MATERIAL FOR THIS TASK |
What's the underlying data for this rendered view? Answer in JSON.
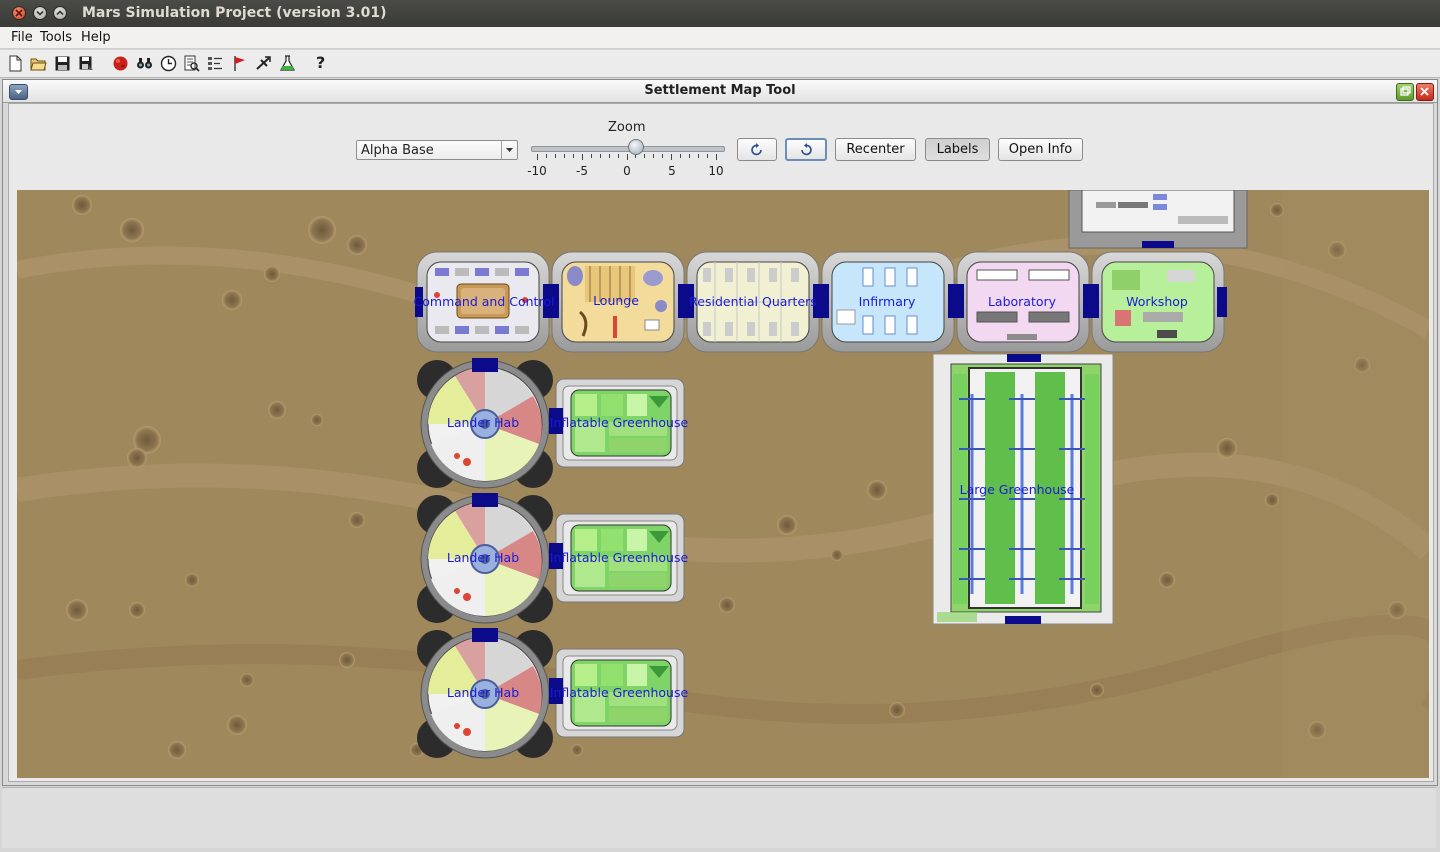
{
  "window": {
    "title": "Mars Simulation Project (version 3.01)"
  },
  "menubar": {
    "items": [
      "File",
      "Tools",
      "Help"
    ]
  },
  "toolbar": {
    "icons": [
      "new-icon",
      "open-icon",
      "save-icon",
      "save-as-icon",
      "mars-navigator-icon",
      "search-icon",
      "time-tool-icon",
      "monitor-tool-icon",
      "mission-tool-icon",
      "science-tool-icon",
      "resupply-tool-icon",
      "settlement-map-tool-icon",
      "help-icon"
    ],
    "help_glyph": "?"
  },
  "frame": {
    "title": "Settlement Map Tool"
  },
  "controls": {
    "settlement_selected": "Alpha Base",
    "zoom_label": "Zoom",
    "zoom_value": 1,
    "zoom_min": -10,
    "zoom_max": 10,
    "tick_labels": [
      "-10",
      "-5",
      "0",
      "5",
      "10"
    ],
    "recenter_label": "Recenter",
    "labels_label": "Labels",
    "open_info_label": "Open Info"
  },
  "map": {
    "buildings": [
      "Command and Control",
      "Lounge",
      "Residential Quarters",
      "Infirmary",
      "Laboratory",
      "Workshop",
      "Lander Hab",
      "Inflatable Greenhouse",
      "Lander Hab",
      "Inflatable Greenhouse",
      "Lander Hab",
      "Inflatable Greenhouse",
      "Large Greenhouse"
    ]
  }
}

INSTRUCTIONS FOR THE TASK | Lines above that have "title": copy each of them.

EXERCISE OUTPUT |
    "title": "Mars Simulation Project (version 3.01)"
    "title": "Settlement Map Tool"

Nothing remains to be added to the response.